By Briana Vannozzi
This is a new era for aviation.
The FAA is cementing and greatly relaxing guidelines for flying small commercial drones.
“In the past, in order to operate commercially you needed to actually have a sport pilots license or better, meaning manned aircraft,” said Steven Cohen, president of the New York City/New Jersey Chapter of the Drone User Group Network.
Now? You just have to pass a test and earn a remote pilot certificate.
“It’s all changing. I mean, there’s going to be a time when every film truck is going to go out with a drone. Every law enforcement officer is going to have a drone in the back of his vehicle to see what’s over that hill or to see how bad that fire is,” Cohen said.

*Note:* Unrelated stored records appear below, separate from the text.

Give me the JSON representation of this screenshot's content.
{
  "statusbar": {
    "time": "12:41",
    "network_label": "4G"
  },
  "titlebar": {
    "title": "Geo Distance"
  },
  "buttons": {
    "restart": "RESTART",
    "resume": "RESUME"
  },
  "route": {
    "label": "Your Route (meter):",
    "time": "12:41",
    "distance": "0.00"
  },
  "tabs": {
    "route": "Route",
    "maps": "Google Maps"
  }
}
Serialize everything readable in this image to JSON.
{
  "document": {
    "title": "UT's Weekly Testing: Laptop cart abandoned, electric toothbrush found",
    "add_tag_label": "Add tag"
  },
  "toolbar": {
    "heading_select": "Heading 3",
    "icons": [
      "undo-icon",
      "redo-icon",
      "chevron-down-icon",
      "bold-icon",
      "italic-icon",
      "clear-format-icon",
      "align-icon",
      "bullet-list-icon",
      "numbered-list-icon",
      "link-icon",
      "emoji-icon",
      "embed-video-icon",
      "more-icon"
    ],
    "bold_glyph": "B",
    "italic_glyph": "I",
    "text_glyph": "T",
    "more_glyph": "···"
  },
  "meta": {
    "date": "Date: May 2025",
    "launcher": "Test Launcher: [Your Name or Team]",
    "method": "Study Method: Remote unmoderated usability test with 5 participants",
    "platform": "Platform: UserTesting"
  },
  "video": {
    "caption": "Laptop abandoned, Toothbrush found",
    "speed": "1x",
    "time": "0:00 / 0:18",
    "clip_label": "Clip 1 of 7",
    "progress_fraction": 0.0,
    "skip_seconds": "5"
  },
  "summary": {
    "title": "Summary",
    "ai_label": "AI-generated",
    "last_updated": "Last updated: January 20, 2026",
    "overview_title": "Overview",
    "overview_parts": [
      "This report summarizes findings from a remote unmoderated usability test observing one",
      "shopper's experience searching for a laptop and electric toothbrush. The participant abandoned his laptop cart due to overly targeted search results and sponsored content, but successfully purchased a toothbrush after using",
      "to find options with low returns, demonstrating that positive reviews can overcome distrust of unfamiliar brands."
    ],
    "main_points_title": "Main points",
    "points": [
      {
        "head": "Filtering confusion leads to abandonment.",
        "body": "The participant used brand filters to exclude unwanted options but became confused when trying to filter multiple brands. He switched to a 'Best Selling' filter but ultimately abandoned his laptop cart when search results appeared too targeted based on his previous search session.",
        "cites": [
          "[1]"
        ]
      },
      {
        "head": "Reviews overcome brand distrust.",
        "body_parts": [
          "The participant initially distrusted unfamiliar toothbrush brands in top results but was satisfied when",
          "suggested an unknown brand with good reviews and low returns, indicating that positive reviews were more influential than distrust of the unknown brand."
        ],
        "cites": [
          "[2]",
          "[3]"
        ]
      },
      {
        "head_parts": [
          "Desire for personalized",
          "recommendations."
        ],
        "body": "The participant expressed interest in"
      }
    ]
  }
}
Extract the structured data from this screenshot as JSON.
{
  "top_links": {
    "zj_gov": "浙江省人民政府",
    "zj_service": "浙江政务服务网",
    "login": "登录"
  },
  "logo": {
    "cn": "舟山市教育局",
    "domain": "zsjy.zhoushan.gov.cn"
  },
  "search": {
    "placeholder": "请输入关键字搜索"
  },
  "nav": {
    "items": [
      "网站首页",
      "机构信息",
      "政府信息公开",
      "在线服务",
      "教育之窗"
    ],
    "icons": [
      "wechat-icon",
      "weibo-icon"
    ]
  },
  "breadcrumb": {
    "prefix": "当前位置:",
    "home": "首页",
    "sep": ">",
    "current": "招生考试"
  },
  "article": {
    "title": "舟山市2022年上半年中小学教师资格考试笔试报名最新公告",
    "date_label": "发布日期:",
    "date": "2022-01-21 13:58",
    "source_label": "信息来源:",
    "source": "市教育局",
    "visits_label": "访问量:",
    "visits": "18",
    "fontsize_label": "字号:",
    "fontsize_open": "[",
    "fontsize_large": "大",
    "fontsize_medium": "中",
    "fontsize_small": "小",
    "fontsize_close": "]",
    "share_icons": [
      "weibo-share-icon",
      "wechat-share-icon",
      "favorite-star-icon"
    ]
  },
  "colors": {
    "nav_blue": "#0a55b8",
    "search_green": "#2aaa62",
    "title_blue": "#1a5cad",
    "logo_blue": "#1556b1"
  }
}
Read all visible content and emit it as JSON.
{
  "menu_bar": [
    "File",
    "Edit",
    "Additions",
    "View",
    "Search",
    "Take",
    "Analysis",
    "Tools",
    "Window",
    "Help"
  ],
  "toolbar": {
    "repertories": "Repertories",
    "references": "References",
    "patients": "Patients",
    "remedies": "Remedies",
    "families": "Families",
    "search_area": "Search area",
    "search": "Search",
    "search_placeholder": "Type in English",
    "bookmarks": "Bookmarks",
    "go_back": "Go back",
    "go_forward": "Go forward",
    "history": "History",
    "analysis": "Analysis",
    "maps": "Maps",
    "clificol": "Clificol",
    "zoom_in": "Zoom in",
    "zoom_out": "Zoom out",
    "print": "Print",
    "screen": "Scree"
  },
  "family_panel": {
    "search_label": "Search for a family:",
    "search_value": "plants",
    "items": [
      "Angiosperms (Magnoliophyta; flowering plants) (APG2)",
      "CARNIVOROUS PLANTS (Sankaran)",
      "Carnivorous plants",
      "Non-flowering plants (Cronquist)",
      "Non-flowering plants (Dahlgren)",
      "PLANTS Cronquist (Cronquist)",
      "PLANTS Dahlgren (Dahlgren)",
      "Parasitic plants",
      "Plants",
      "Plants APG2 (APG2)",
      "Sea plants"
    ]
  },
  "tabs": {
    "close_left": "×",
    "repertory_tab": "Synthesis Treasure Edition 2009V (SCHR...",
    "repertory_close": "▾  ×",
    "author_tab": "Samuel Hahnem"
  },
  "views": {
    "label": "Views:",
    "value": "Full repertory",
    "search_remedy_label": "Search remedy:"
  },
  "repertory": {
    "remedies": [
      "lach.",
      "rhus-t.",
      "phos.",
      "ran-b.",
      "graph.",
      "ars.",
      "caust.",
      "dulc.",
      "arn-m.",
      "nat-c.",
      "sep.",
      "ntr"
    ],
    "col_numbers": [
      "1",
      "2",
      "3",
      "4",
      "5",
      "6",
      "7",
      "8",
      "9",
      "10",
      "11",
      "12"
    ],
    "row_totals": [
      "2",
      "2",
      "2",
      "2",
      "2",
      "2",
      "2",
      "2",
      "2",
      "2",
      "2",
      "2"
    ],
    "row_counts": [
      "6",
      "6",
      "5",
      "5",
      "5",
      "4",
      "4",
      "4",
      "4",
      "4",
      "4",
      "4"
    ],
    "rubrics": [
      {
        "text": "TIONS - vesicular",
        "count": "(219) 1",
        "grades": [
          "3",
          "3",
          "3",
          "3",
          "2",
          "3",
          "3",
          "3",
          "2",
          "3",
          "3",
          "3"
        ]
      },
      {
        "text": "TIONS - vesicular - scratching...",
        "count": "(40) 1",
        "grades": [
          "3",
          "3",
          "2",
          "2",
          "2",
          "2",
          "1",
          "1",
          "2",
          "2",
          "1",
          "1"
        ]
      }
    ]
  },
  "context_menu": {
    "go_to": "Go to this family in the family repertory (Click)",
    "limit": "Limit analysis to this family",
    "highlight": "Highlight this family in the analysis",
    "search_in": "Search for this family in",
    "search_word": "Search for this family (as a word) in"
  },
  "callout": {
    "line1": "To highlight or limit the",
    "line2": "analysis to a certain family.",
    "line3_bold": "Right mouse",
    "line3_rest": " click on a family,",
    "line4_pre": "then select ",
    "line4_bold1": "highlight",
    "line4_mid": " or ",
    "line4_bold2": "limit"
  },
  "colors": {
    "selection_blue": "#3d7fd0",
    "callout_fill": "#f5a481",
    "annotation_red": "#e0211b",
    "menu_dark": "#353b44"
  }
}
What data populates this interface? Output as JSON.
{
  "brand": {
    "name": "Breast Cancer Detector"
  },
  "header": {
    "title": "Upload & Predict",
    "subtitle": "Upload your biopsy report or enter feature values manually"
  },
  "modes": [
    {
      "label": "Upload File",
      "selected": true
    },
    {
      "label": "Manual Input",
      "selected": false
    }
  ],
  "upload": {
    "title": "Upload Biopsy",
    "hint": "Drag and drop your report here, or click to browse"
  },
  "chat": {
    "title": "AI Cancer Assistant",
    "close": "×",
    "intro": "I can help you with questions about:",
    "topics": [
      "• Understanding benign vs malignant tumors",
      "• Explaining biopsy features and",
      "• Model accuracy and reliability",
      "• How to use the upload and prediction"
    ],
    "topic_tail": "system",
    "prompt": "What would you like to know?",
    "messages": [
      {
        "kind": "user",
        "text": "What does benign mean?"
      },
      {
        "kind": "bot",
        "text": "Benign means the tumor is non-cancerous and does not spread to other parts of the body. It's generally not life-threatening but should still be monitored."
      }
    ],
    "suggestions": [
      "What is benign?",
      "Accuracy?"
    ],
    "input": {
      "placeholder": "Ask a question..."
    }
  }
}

Cohen heads the international Drone User Group Network. He says we can expect to see more drones in the air than ever before, starting in late August when the new rules go into effect.
“You’re not meant to fly past dusk or dawn so daylight hours only. You’re meant to keep your vehicle within line of sight or what’s called LoS,” Cohen said.
The regulations apply to drones 55 pounds or less. They can’t be flown more than 400 feet altitude and if you’re within five miles of an airport you’ll need to notify the control tower of your activity.
“We’ve been working on these for quite some time and we’re glad that they’re out. They’re an extremely important milestone for the industry and for unmanned systems in general. A lot of work to be done going forward,” said Brian Wynne, president and CEO of the Association for Unmanned Vehicle Systems International.
The new guidelines won’t affect hobbyists. So if I want to use my drone to survey my property for damage after a storm, I’m in the clear. But if my neighbor wants me to do the same and offers to pay me, say $20, I’ve got to follow these same rules.
“The fine line is how the FAA interprets or not even interprets but enforces the rules,” Cohen said.
Which could open the gates for more insurance needs and regulations. Not to mention an influx in legal arguments regarding privacy.
“As you increase the population of drones and encourage more drone use, you’re going to have people who are not that experienced with operation drones making use of them and perhaps causing property damage, perhaps crashing onto private property, perhaps harming people so there is clearly a concern that in addition to privacy issue there will be property damage type concerns that will escalate,” said Scott Christie, partner at McCarter & English.
There are still concerns from industry insiders that the line of sight regulation could stifle the expansion of drone use for delivery services. But there are exemptions available, and just as these regulations are changing, experts are hopeful that the sky’s the limit.